(Extracted data entries)

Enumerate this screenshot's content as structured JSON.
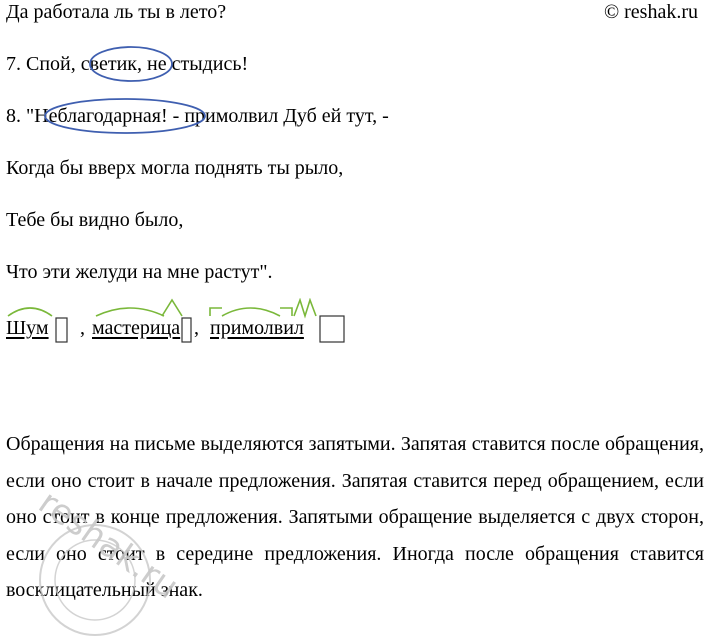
{
  "header": {
    "line_text": "Да работала ль ты в лето?",
    "copyright": "© reshak.ru"
  },
  "lines": [
    {
      "number": "7.",
      "before": "Спой, ",
      "circled": "светик,",
      "after": " не стыдись!"
    },
    {
      "number": "8.",
      "before": "\"",
      "circled": "Неблагодарная!",
      "after": " - примолвил Дуб ей тут, -"
    },
    {
      "text": "Когда бы вверх могла поднять ты рыло,"
    },
    {
      "text": "Тебе бы видно было,"
    },
    {
      "text": "Что эти желуди на мне растут\"."
    }
  ],
  "morphemes": {
    "word1": "Шум",
    "sep1": ",",
    "word2": "мастерица",
    "sep2": ",",
    "word3": "примолвил"
  },
  "paragraph": "Обращения на письме выделяются запятыми. Запятая ставится после обращения, если оно стоит в начале предложения. Запятая ставится перед обращением, если оно стоит в конце предложения. Запятыми обращение выделяется с двух сторон, если оно стоит в середине предложения. Иногда после обращения ставится восклицательный знак.",
  "watermark": {
    "text": "reshak.ru"
  },
  "colors": {
    "circle": "#3f5fb0",
    "morph_mark": "#7ab83a",
    "watermark": "#c8c8c8"
  }
}
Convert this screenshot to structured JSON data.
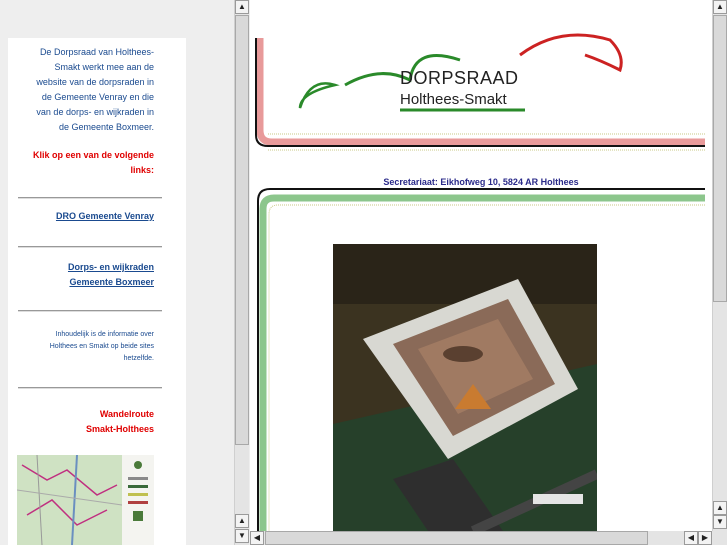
{
  "left": {
    "intro": [
      "De Dorpsraad van Holthees-",
      "Smakt werkt mee aan de",
      "website van de dorpsraden in",
      "de Gemeente Venray en die",
      "van de dorps- en wijkraden in",
      "de Gemeente Boxmeer."
    ],
    "click_label": [
      "Klik op een van de volgende",
      "links:"
    ],
    "link_dro": "DRO Gemeente Venray",
    "link_wijkraden": [
      "Dorps- en wijkraden",
      "Gemeente Boxmeer"
    ],
    "info": [
      "Inhoudelijk is de informatie over",
      "Holthees en Smakt op beide sites",
      "hetzelfde."
    ],
    "wandelroute": [
      "Wandelroute",
      "Smakt-Holthees"
    ]
  },
  "header": {
    "title": "DORPSRAAD",
    "subtitle": "Holthees-Smakt"
  },
  "secretariaat": "Secretariaat: Eikhofweg 10, 5824 AR Holthees",
  "colors": {
    "link": "#1a4a8f",
    "accent_red": "#e00000",
    "rail_red": "#e89a9a",
    "rail_green": "#8cc68c",
    "arc_red": "#cc2222",
    "arc_green": "#2a8a2a"
  },
  "icons": {
    "up": "▲",
    "down": "▼",
    "left": "◀",
    "right": "▶"
  }
}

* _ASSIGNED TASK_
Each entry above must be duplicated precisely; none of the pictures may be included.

* _REPLY_
Enumerate this screenshot's content as structured JSON.
{
  "header": {
    "line_text": "Да работала ль ты в лето?",
    "copyright": "© reshak.ru"
  },
  "lines": [
    {
      "number": "7.",
      "before": "Спой, ",
      "circled": "светик,",
      "after": " не стыдись!"
    },
    {
      "number": "8.",
      "before": "\"",
      "circled": "Неблагодарная!",
      "after": " - примолвил Дуб ей тут, -"
    },
    {
      "text": "Когда бы вверх могла поднять ты рыло,"
    },
    {
      "text": "Тебе бы видно было,"
    },
    {
      "text": "Что эти желуди на мне растут\"."
    }
  ],
  "morphemes": {
    "word1": "Шум",
    "sep1": ",",
    "word2": "мастерица",
    "sep2": ",",
    "word3": "примолвил"
  },
  "paragraph": "Обращения на письме выделяются запятыми. Запятая ставится после обращения, если оно стоит в начале предложения. Запятая ставится перед обращением, если оно стоит в конце предложения. Запятыми обращение выделяется с двух сторон, если оно стоит в середине предложения. Иногда после обращения ставится восклицательный знак.",
  "watermark": {
    "text": "reshak.ru"
  },
  "colors": {
    "circle": "#3f5fb0",
    "morph_mark": "#7ab83a",
    "watermark": "#c8c8c8"
  }
}
Convert this screenshot to structured JSON data.
{
  "left": {
    "intro": [
      "De Dorpsraad van Holthees-",
      "Smakt werkt mee aan de",
      "website van de dorpsraden in",
      "de Gemeente Venray en die",
      "van de dorps- en wijkraden in",
      "de Gemeente Boxmeer."
    ],
    "click_label": [
      "Klik op een van de volgende",
      "links:"
    ],
    "link_dro": "DRO Gemeente Venray",
    "link_wijkraden": [
      "Dorps- en wijkraden",
      "Gemeente Boxmeer"
    ],
    "info": [
      "Inhoudelijk is de informatie over",
      "Holthees en Smakt op beide sites",
      "hetzelfde."
    ],
    "wandelroute": [
      "Wandelroute",
      "Smakt-Holthees"
    ]
  },
  "header": {
    "title": "DORPSRAAD",
    "subtitle": "Holthees-Smakt"
  },
  "secretariaat": "Secretariaat: Eikhofweg 10, 5824 AR Holthees",
  "colors": {
    "link": "#1a4a8f",
    "accent_red": "#e00000",
    "rail_red": "#e89a9a",
    "rail_green": "#8cc68c",
    "arc_red": "#cc2222",
    "arc_green": "#2a8a2a"
  },
  "icons": {
    "up": "▲",
    "down": "▼",
    "left": "◀",
    "right": "▶"
  }
}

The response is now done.